→ About this task: Working line by line, output the entries below exactly as they appear.

→ Supplied material:

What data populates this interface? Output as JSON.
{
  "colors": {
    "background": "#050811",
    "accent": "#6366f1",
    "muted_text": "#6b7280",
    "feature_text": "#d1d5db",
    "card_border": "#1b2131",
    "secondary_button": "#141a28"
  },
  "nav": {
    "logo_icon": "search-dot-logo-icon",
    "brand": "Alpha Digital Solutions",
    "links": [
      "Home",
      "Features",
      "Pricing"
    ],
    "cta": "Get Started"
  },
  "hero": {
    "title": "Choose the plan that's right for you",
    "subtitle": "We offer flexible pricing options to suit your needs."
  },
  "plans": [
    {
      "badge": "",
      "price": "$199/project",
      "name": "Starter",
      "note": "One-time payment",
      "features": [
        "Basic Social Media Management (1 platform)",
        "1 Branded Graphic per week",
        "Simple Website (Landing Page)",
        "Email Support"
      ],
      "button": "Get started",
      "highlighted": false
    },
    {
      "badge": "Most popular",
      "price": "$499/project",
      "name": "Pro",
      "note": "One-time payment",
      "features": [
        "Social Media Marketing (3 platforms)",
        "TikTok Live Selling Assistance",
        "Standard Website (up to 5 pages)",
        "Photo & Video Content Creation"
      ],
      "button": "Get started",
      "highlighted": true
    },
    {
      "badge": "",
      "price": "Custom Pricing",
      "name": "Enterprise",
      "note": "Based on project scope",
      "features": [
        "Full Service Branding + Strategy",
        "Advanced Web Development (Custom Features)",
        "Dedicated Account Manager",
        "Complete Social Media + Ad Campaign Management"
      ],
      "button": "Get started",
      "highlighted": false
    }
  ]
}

→ Output of the task:
What data populates this interface? Output as JSON.
{
  "colors": {
    "background": "#050811",
    "accent": "#6366f1",
    "muted_text": "#6b7280",
    "feature_text": "#d1d5db",
    "card_border": "#1b2131",
    "secondary_button": "#141a28"
  },
  "nav": {
    "logo_icon": "search-dot-logo-icon",
    "brand": "Alpha Digital Solutions",
    "links": [
      "Home",
      "Features",
      "Pricing"
    ],
    "cta": "Get Started"
  },
  "hero": {
    "title": "Choose the plan that's right for you",
    "subtitle": "We offer flexible pricing options to suit your needs."
  },
  "plans": [
    {
      "badge": "",
      "price": "$199/project",
      "name": "Starter",
      "note": "One-time payment",
      "features": [
        "Basic Social Media Management (1 platform)",
        "1 Branded Graphic per week",
        "Simple Website (Landing Page)",
        "Email Support"
      ],
      "button": "Get started",
      "highlighted": false
    },
    {
      "badge": "Most popular",
      "price": "$499/project",
      "name": "Pro",
      "note": "One-time payment",
      "features": [
        "Social Media Marketing (3 platforms)",
        "TikTok Live Selling Assistance",
        "Standard Website (up to 5 pages)",
        "Photo & Video Content Creation"
      ],
      "button": "Get started",
      "highlighted": true
    },
    {
      "badge": "",
      "price": "Custom Pricing",
      "name": "Enterprise",
      "note": "Based on project scope",
      "features": [
        "Full Service Branding + Strategy",
        "Advanced Web Development (Custom Features)",
        "Dedicated Account Manager",
        "Complete Social Media + Ad Campaign Management"
      ],
      "button": "Get started",
      "highlighted": false
    }
  ]
}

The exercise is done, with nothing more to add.